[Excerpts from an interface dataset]
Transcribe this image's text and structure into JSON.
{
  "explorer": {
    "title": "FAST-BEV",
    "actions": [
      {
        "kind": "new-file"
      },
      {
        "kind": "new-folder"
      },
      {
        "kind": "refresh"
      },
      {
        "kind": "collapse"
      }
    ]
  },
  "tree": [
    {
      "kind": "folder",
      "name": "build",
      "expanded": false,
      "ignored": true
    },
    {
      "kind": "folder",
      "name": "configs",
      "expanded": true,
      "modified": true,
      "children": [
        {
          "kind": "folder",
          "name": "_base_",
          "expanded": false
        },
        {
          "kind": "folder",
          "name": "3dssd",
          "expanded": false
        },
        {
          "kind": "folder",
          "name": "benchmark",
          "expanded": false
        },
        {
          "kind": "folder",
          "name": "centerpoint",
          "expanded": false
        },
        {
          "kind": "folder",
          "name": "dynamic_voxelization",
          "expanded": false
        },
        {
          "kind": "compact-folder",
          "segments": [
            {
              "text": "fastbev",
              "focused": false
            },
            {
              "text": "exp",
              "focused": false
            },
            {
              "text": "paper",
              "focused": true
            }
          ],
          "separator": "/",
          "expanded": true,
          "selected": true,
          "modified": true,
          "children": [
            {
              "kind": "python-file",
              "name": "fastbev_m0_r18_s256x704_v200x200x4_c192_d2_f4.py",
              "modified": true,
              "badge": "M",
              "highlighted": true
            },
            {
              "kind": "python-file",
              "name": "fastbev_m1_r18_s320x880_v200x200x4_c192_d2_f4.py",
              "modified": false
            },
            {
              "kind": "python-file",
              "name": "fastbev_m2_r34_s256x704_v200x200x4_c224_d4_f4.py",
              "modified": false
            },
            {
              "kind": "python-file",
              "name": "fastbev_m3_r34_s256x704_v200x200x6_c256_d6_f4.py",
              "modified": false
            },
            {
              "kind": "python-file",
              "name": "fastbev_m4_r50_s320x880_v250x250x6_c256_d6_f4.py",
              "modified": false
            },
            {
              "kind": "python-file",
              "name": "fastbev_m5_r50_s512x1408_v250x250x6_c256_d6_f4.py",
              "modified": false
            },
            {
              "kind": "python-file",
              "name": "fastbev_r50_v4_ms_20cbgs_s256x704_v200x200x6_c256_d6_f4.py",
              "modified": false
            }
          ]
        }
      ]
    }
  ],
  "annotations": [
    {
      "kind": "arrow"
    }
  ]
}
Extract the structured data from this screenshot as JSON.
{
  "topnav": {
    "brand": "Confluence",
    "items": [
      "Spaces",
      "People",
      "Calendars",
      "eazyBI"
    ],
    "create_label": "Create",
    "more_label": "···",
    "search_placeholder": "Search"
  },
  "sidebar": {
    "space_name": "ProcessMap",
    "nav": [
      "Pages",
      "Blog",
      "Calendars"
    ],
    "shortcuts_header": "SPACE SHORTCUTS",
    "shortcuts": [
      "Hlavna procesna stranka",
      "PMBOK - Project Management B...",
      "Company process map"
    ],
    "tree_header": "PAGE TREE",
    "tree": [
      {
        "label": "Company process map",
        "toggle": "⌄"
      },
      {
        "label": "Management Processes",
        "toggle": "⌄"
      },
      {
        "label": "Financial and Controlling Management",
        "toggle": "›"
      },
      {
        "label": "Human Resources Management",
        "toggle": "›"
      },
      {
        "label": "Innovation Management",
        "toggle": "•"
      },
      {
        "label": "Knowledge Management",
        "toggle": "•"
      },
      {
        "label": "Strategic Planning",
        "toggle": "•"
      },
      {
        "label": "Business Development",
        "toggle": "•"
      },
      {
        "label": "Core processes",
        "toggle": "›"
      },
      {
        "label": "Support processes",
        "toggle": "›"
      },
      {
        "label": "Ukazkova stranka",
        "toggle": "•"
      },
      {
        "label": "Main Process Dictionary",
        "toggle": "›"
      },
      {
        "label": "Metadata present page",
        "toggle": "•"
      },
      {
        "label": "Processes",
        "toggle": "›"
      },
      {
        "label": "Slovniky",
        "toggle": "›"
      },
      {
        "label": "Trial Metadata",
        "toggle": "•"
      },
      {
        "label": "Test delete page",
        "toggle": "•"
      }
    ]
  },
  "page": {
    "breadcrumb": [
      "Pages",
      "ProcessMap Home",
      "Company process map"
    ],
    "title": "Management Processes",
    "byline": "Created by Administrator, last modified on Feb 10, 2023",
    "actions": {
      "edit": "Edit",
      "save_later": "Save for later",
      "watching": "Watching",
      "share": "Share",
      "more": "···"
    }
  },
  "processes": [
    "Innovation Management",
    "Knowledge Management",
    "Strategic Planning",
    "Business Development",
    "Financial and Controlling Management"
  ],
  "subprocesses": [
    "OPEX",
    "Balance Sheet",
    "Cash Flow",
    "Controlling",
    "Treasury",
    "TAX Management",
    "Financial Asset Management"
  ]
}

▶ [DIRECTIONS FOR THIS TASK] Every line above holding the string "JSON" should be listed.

▶ [EXERCISE SOLUTION]
Transcribe this image's text and structure into JSON.
Extract the structured data from this screenshot as JSON.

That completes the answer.